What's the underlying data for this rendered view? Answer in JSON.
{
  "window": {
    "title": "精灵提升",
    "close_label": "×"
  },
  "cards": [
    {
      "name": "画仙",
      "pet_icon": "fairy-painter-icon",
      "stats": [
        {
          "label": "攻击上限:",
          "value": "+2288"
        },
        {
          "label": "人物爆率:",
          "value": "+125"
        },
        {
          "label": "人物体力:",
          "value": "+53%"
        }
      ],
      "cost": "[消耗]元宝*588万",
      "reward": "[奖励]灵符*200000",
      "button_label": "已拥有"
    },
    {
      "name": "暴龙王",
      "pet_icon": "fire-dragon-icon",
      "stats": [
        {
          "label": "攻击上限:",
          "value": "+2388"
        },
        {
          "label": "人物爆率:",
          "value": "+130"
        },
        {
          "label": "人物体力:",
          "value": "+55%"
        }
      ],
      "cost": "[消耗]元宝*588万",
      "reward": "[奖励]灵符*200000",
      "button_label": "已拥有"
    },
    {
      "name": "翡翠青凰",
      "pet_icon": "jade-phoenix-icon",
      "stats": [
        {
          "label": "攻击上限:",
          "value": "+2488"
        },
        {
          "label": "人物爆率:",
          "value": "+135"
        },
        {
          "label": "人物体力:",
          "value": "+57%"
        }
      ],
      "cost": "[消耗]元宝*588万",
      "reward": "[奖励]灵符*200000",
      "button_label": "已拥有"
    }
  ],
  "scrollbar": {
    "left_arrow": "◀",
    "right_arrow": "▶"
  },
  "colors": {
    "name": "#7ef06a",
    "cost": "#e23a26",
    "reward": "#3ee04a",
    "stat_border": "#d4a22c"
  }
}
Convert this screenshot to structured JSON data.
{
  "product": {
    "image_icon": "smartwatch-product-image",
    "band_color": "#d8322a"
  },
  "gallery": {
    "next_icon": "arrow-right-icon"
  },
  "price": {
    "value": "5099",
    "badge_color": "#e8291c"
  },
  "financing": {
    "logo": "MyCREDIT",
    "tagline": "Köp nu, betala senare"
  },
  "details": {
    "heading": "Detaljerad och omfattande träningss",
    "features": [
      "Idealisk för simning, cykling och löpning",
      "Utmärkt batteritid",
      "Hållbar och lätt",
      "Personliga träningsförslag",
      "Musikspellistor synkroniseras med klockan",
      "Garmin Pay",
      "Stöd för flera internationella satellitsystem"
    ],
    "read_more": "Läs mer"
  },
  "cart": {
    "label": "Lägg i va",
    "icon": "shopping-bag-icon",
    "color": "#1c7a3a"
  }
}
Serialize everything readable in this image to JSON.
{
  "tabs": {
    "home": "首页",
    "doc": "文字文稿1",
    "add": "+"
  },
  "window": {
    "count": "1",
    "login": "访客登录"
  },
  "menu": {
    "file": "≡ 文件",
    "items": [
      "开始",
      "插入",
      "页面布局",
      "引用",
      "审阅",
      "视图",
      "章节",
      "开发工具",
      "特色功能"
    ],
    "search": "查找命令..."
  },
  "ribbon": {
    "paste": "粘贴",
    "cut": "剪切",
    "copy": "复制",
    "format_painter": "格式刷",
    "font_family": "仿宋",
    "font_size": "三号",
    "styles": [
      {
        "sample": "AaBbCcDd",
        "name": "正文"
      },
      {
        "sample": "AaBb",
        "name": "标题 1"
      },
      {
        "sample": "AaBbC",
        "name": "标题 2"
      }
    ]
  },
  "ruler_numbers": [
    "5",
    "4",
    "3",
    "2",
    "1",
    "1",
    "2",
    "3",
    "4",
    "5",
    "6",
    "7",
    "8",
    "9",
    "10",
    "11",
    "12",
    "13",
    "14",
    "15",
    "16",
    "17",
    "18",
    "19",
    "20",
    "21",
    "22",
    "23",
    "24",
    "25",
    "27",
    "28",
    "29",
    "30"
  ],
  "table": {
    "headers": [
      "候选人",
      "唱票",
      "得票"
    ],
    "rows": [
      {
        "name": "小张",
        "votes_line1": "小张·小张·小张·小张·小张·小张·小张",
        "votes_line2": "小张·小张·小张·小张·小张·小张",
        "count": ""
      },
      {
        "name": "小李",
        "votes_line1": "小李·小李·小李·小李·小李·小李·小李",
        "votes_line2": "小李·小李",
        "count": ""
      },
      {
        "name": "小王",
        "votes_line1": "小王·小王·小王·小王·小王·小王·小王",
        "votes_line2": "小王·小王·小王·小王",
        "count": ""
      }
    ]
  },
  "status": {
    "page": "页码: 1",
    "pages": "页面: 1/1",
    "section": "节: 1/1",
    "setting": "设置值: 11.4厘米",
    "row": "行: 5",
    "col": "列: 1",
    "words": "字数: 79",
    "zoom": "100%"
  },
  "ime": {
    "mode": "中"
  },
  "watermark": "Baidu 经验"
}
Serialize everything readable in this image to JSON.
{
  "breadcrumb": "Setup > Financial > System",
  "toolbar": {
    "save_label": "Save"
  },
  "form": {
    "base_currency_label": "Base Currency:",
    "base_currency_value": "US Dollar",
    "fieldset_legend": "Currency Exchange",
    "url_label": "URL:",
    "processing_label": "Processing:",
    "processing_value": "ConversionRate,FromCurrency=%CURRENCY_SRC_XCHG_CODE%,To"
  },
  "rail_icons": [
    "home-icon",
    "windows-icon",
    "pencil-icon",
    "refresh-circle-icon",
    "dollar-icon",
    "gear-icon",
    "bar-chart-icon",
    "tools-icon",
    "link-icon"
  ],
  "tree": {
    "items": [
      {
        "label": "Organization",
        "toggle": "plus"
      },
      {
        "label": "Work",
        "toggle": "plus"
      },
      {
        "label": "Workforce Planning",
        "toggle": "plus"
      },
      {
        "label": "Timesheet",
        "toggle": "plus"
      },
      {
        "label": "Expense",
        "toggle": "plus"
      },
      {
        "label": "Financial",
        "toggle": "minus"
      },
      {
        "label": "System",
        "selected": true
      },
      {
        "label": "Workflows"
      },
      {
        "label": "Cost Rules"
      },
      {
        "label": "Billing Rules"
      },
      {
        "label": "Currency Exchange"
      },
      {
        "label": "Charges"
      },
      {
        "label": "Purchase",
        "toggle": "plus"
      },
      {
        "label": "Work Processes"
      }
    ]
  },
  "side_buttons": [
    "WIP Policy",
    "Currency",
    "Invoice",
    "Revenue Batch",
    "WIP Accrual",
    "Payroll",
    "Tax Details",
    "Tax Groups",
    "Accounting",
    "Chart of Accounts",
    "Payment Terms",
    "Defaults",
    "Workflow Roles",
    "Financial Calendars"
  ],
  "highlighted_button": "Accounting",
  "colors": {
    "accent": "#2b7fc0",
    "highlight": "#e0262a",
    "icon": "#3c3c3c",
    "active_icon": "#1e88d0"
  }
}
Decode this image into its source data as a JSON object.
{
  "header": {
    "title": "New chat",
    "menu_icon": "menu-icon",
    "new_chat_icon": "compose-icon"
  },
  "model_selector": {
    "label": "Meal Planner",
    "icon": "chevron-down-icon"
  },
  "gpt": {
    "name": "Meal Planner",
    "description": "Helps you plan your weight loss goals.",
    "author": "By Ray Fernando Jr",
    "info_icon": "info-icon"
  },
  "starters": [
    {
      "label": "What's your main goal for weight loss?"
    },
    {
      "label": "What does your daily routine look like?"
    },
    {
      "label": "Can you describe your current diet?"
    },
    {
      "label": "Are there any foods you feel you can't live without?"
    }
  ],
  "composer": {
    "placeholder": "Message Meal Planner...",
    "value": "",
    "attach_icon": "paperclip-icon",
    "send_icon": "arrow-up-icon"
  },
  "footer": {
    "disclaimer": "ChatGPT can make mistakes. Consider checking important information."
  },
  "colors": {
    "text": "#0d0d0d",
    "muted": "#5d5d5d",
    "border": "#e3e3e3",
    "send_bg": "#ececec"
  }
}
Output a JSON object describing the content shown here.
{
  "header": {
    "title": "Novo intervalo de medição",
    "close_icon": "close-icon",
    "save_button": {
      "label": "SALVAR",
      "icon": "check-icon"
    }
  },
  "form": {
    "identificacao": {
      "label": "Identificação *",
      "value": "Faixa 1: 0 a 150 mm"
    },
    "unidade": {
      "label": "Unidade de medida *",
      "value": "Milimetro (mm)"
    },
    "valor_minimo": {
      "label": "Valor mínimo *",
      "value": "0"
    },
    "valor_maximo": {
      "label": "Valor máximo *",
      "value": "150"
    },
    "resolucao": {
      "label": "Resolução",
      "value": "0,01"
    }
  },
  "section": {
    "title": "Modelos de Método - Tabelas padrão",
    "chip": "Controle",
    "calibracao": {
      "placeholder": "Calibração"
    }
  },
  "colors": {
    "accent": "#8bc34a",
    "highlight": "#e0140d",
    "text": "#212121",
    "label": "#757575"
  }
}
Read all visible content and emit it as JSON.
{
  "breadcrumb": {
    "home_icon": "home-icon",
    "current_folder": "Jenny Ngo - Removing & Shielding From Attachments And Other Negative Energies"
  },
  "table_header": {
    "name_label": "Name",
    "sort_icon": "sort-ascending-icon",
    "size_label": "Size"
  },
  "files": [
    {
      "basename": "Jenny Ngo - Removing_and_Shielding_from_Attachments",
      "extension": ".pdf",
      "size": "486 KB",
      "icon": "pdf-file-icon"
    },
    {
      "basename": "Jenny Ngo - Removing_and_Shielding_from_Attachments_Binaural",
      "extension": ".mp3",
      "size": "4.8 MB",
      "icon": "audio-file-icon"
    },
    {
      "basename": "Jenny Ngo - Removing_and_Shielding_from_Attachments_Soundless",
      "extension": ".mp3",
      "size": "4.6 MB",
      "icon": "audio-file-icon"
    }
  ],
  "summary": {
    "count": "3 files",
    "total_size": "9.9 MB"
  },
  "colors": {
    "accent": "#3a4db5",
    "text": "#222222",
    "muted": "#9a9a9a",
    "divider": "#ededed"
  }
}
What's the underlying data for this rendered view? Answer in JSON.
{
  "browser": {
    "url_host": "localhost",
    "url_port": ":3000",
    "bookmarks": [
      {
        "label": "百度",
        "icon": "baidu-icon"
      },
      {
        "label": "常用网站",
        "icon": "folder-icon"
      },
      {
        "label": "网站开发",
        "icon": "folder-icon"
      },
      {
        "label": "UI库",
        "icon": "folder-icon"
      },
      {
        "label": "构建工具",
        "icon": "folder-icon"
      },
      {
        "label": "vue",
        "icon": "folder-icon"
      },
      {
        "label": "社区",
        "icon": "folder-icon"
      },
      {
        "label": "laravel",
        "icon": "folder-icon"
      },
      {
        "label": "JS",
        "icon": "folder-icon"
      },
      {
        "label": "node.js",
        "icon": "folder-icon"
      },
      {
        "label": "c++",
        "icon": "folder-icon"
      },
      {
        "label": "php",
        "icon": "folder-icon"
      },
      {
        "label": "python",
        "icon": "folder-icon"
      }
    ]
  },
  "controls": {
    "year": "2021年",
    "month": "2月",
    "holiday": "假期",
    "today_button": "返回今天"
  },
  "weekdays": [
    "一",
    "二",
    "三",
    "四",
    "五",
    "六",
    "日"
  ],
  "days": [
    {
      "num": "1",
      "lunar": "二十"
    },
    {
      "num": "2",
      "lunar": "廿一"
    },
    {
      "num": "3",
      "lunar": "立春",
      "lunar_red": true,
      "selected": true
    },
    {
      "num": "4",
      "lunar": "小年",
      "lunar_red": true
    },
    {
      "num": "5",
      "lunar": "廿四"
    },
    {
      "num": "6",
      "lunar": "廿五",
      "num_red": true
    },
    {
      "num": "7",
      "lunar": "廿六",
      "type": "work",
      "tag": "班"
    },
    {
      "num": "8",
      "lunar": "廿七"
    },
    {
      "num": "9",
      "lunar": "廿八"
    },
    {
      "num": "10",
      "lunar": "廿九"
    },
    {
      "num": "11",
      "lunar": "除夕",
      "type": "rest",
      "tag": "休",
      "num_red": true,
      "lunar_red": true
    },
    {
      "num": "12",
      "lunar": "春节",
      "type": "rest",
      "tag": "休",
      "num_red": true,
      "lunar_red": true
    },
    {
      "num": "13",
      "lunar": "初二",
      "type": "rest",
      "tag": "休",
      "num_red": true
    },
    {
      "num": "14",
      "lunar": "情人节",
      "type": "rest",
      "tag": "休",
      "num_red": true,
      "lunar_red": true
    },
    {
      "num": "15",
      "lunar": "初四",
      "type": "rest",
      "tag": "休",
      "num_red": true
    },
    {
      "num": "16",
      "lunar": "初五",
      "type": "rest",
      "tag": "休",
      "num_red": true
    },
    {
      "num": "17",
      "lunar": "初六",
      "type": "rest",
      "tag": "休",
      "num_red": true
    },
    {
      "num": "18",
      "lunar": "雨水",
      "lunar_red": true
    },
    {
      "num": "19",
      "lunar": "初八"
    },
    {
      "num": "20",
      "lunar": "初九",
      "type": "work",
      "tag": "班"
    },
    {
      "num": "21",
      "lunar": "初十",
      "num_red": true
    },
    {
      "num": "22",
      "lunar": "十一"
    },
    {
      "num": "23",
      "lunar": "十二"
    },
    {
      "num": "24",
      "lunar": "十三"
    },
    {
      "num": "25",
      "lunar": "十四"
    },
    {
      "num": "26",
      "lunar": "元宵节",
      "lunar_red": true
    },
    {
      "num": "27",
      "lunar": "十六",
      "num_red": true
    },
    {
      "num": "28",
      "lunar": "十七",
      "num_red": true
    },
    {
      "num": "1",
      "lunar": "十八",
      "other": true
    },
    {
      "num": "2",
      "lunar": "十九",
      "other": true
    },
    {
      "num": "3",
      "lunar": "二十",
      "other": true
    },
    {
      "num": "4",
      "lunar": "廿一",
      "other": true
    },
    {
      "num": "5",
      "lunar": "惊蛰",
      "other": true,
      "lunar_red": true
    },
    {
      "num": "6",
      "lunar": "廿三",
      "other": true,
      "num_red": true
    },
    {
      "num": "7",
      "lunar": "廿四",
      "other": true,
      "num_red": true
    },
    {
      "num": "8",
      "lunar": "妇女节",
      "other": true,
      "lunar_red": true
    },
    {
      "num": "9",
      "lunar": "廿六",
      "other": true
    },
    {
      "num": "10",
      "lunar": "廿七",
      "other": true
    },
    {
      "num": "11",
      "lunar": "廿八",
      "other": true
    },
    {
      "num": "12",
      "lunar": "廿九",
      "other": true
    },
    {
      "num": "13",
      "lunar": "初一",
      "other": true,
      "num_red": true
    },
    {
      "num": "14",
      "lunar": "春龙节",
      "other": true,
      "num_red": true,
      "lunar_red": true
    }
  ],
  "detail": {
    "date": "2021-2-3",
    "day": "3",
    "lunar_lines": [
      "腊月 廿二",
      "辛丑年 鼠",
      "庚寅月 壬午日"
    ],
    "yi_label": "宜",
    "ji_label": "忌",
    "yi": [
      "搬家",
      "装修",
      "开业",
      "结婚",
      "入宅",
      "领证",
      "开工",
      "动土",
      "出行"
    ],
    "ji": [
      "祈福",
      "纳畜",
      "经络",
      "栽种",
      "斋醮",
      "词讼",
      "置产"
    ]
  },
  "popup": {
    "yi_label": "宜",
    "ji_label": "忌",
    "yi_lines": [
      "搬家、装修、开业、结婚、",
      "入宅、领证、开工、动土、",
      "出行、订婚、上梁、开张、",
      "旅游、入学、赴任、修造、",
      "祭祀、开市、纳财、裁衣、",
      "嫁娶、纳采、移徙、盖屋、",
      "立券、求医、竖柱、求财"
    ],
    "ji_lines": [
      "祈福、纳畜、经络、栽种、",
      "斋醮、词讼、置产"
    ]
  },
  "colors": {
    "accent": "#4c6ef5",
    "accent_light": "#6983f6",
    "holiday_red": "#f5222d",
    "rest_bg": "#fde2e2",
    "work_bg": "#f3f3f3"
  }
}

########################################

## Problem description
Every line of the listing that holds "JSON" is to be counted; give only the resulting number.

## Reply to the task
8